DIRECTIONS FOR THIS TASK
The data below is to be repeated in full, exactly as shown.

Collected data entries
===============
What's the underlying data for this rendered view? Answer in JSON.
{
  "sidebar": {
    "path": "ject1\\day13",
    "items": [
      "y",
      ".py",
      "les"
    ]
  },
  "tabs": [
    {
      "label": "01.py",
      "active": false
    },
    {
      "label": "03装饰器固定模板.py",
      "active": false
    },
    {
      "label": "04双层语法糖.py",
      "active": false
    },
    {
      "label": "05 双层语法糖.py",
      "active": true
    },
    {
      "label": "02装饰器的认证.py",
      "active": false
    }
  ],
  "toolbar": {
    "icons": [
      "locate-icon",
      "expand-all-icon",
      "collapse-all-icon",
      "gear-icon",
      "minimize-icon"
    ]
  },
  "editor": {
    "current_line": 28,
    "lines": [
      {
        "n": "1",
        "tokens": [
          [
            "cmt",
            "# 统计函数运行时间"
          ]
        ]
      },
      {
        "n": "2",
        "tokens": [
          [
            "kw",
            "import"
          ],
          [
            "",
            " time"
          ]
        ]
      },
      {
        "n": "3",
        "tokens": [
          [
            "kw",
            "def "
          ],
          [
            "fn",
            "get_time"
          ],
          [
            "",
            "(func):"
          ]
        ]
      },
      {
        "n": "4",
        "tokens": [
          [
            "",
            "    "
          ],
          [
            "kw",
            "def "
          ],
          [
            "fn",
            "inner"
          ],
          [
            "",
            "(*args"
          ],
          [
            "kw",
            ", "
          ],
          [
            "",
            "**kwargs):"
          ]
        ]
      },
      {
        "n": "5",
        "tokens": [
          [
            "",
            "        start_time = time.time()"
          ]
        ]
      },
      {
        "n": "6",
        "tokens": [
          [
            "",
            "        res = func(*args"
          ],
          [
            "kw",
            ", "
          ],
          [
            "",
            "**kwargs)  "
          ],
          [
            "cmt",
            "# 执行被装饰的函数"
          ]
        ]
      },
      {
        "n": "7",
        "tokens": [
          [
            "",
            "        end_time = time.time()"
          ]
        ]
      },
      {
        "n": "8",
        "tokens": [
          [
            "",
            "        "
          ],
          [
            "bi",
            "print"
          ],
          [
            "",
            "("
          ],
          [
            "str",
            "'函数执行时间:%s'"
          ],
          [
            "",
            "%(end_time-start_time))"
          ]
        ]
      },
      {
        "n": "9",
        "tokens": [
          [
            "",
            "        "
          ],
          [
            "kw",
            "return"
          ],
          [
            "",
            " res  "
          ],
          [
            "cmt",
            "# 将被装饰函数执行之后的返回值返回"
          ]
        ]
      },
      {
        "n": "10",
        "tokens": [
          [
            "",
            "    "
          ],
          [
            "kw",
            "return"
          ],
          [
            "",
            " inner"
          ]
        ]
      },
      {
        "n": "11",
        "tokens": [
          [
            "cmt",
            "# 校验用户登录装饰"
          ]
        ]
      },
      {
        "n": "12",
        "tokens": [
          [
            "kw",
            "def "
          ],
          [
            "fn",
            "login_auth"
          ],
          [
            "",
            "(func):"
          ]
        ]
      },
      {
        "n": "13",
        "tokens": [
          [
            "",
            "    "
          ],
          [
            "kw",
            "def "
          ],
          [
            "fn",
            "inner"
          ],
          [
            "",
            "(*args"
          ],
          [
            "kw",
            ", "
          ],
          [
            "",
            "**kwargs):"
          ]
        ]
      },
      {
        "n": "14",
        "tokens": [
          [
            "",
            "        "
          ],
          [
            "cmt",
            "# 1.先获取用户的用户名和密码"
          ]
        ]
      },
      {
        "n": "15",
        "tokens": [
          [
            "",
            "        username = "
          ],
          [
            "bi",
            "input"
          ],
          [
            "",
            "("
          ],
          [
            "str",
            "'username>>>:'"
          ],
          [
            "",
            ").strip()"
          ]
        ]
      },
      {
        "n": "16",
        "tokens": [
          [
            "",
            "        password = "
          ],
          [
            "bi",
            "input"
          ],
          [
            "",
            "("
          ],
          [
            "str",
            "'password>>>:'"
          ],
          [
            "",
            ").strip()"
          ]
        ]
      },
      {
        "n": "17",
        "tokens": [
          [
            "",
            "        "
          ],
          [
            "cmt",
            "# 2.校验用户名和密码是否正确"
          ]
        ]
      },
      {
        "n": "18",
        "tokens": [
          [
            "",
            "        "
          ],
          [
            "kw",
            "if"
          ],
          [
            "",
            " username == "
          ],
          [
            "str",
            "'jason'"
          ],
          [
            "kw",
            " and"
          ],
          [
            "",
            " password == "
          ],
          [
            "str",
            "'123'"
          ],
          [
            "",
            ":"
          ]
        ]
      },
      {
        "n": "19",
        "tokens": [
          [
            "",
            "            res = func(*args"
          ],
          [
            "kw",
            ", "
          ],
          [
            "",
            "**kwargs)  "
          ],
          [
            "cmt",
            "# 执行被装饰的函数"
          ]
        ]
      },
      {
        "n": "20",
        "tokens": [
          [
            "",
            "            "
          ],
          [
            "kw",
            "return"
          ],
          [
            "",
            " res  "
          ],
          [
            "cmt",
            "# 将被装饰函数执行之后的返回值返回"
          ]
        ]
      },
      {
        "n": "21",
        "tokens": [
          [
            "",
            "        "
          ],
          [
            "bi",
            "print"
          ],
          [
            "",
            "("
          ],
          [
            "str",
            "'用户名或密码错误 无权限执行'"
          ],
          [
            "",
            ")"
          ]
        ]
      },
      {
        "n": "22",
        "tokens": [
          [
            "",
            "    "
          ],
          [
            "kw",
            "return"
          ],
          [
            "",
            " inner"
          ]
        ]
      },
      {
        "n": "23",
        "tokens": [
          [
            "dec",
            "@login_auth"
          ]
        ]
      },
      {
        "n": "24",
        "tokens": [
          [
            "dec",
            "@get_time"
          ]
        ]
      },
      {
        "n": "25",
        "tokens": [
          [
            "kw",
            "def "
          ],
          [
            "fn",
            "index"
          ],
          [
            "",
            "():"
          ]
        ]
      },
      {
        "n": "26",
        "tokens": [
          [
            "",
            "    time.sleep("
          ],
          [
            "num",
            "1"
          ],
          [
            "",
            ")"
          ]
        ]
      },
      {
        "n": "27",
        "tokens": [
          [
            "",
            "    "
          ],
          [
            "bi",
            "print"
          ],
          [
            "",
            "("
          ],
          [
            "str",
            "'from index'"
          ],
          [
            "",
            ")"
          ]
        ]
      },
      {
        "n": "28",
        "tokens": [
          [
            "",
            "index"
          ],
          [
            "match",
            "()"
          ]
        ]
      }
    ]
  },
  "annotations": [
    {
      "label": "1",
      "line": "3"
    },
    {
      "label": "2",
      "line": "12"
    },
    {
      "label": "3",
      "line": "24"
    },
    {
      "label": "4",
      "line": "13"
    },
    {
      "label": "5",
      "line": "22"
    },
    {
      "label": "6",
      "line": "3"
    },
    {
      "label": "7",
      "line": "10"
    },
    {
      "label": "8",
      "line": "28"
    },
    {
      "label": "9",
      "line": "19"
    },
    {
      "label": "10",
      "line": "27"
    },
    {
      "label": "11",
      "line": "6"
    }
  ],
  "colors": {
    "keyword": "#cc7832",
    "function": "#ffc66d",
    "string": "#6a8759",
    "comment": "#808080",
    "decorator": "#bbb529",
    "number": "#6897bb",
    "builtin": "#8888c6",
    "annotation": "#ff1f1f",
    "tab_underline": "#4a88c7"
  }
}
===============
SOLUTION TO THIS TASK
What's the underlying data for this rendered view? Answer in JSON.
{
  "sidebar": {
    "path": "ject1\\day13",
    "items": [
      "y",
      ".py",
      "les"
    ]
  },
  "tabs": [
    {
      "label": "01.py",
      "active": false
    },
    {
      "label": "03装饰器固定模板.py",
      "active": false
    },
    {
      "label": "04双层语法糖.py",
      "active": false
    },
    {
      "label": "05 双层语法糖.py",
      "active": true
    },
    {
      "label": "02装饰器的认证.py",
      "active": false
    }
  ],
  "toolbar": {
    "icons": [
      "locate-icon",
      "expand-all-icon",
      "collapse-all-icon",
      "gear-icon",
      "minimize-icon"
    ]
  },
  "editor": {
    "current_line": 28,
    "lines": [
      {
        "n": "1",
        "tokens": [
          [
            "cmt",
            "# 统计函数运行时间"
          ]
        ]
      },
      {
        "n": "2",
        "tokens": [
          [
            "kw",
            "import"
          ],
          [
            "",
            " time"
          ]
        ]
      },
      {
        "n": "3",
        "tokens": [
          [
            "kw",
            "def "
          ],
          [
            "fn",
            "get_time"
          ],
          [
            "",
            "(func):"
          ]
        ]
      },
      {
        "n": "4",
        "tokens": [
          [
            "",
            "    "
          ],
          [
            "kw",
            "def "
          ],
          [
            "fn",
            "inner"
          ],
          [
            "",
            "(*args"
          ],
          [
            "kw",
            ", "
          ],
          [
            "",
            "**kwargs):"
          ]
        ]
      },
      {
        "n": "5",
        "tokens": [
          [
            "",
            "        start_time = time.time()"
          ]
        ]
      },
      {
        "n": "6",
        "tokens": [
          [
            "",
            "        res = func(*args"
          ],
          [
            "kw",
            ", "
          ],
          [
            "",
            "**kwargs)  "
          ],
          [
            "cmt",
            "# 执行被装饰的函数"
          ]
        ]
      },
      {
        "n": "7",
        "tokens": [
          [
            "",
            "        end_time = time.time()"
          ]
        ]
      },
      {
        "n": "8",
        "tokens": [
          [
            "",
            "        "
          ],
          [
            "bi",
            "print"
          ],
          [
            "",
            "("
          ],
          [
            "str",
            "'函数执行时间:%s'"
          ],
          [
            "",
            "%(end_time-start_time))"
          ]
        ]
      },
      {
        "n": "9",
        "tokens": [
          [
            "",
            "        "
          ],
          [
            "kw",
            "return"
          ],
          [
            "",
            " res  "
          ],
          [
            "cmt",
            "# 将被装饰函数执行之后的返回值返回"
          ]
        ]
      },
      {
        "n": "10",
        "tokens": [
          [
            "",
            "    "
          ],
          [
            "kw",
            "return"
          ],
          [
            "",
            " inner"
          ]
        ]
      },
      {
        "n": "11",
        "tokens": [
          [
            "cmt",
            "# 校验用户登录装饰"
          ]
        ]
      },
      {
        "n": "12",
        "tokens": [
          [
            "kw",
            "def "
          ],
          [
            "fn",
            "login_auth"
          ],
          [
            "",
            "(func):"
          ]
        ]
      },
      {
        "n": "13",
        "tokens": [
          [
            "",
            "    "
          ],
          [
            "kw",
            "def "
          ],
          [
            "fn",
            "inner"
          ],
          [
            "",
            "(*args"
          ],
          [
            "kw",
            ", "
          ],
          [
            "",
            "**kwargs):"
          ]
        ]
      },
      {
        "n": "14",
        "tokens": [
          [
            "",
            "        "
          ],
          [
            "cmt",
            "# 1.先获取用户的用户名和密码"
          ]
        ]
      },
      {
        "n": "15",
        "tokens": [
          [
            "",
            "        username = "
          ],
          [
            "bi",
            "input"
          ],
          [
            "",
            "("
          ],
          [
            "str",
            "'username>>>:'"
          ],
          [
            "",
            ").strip()"
          ]
        ]
      },
      {
        "n": "16",
        "tokens": [
          [
            "",
            "        password = "
          ],
          [
            "bi",
            "input"
          ],
          [
            "",
            "("
          ],
          [
            "str",
            "'password>>>:'"
          ],
          [
            "",
            ").strip()"
          ]
        ]
      },
      {
        "n": "17",
        "tokens": [
          [
            "",
            "        "
          ],
          [
            "cmt",
            "# 2.校验用户名和密码是否正确"
          ]
        ]
      },
      {
        "n": "18",
        "tokens": [
          [
            "",
            "        "
          ],
          [
            "kw",
            "if"
          ],
          [
            "",
            " username == "
          ],
          [
            "str",
            "'jason'"
          ],
          [
            "kw",
            " and"
          ],
          [
            "",
            " password == "
          ],
          [
            "str",
            "'123'"
          ],
          [
            "",
            ":"
          ]
        ]
      },
      {
        "n": "19",
        "tokens": [
          [
            "",
            "            res = func(*args"
          ],
          [
            "kw",
            ", "
          ],
          [
            "",
            "**kwargs)  "
          ],
          [
            "cmt",
            "# 执行被装饰的函数"
          ]
        ]
      },
      {
        "n": "20",
        "tokens": [
          [
            "",
            "            "
          ],
          [
            "kw",
            "return"
          ],
          [
            "",
            " res  "
          ],
          [
            "cmt",
            "# 将被装饰函数执行之后的返回值返回"
          ]
        ]
      },
      {
        "n": "21",
        "tokens": [
          [
            "",
            "        "
          ],
          [
            "bi",
            "print"
          ],
          [
            "",
            "("
          ],
          [
            "str",
            "'用户名或密码错误 无权限执行'"
          ],
          [
            "",
            ")"
          ]
        ]
      },
      {
        "n": "22",
        "tokens": [
          [
            "",
            "    "
          ],
          [
            "kw",
            "return"
          ],
          [
            "",
            " inner"
          ]
        ]
      },
      {
        "n": "23",
        "tokens": [
          [
            "dec",
            "@login_auth"
          ]
        ]
      },
      {
        "n": "24",
        "tokens": [
          [
            "dec",
            "@get_time"
          ]
        ]
      },
      {
        "n": "25",
        "tokens": [
          [
            "kw",
            "def "
          ],
          [
            "fn",
            "index"
          ],
          [
            "",
            "():"
          ]
        ]
      },
      {
        "n": "26",
        "tokens": [
          [
            "",
            "    time.sleep("
          ],
          [
            "num",
            "1"
          ],
          [
            "",
            ")"
          ]
        ]
      },
      {
        "n": "27",
        "tokens": [
          [
            "",
            "    "
          ],
          [
            "bi",
            "print"
          ],
          [
            "",
            "("
          ],
          [
            "str",
            "'from index'"
          ],
          [
            "",
            ")"
          ]
        ]
      },
      {
        "n": "28",
        "tokens": [
          [
            "",
            "index"
          ],
          [
            "match",
            "()"
          ]
        ]
      }
    ]
  },
  "annotations": [
    {
      "label": "1",
      "line": "3"
    },
    {
      "label": "2",
      "line": "12"
    },
    {
      "label": "3",
      "line": "24"
    },
    {
      "label": "4",
      "line": "13"
    },
    {
      "label": "5",
      "line": "22"
    },
    {
      "label": "6",
      "line": "3"
    },
    {
      "label": "7",
      "line": "10"
    },
    {
      "label": "8",
      "line": "28"
    },
    {
      "label": "9",
      "line": "19"
    },
    {
      "label": "10",
      "line": "27"
    },
    {
      "label": "11",
      "line": "6"
    }
  ],
  "colors": {
    "keyword": "#cc7832",
    "function": "#ffc66d",
    "string": "#6a8759",
    "comment": "#808080",
    "decorator": "#bbb529",
    "number": "#6897bb",
    "builtin": "#8888c6",
    "annotation": "#ff1f1f",
    "tab_underline": "#4a88c7"
  }
}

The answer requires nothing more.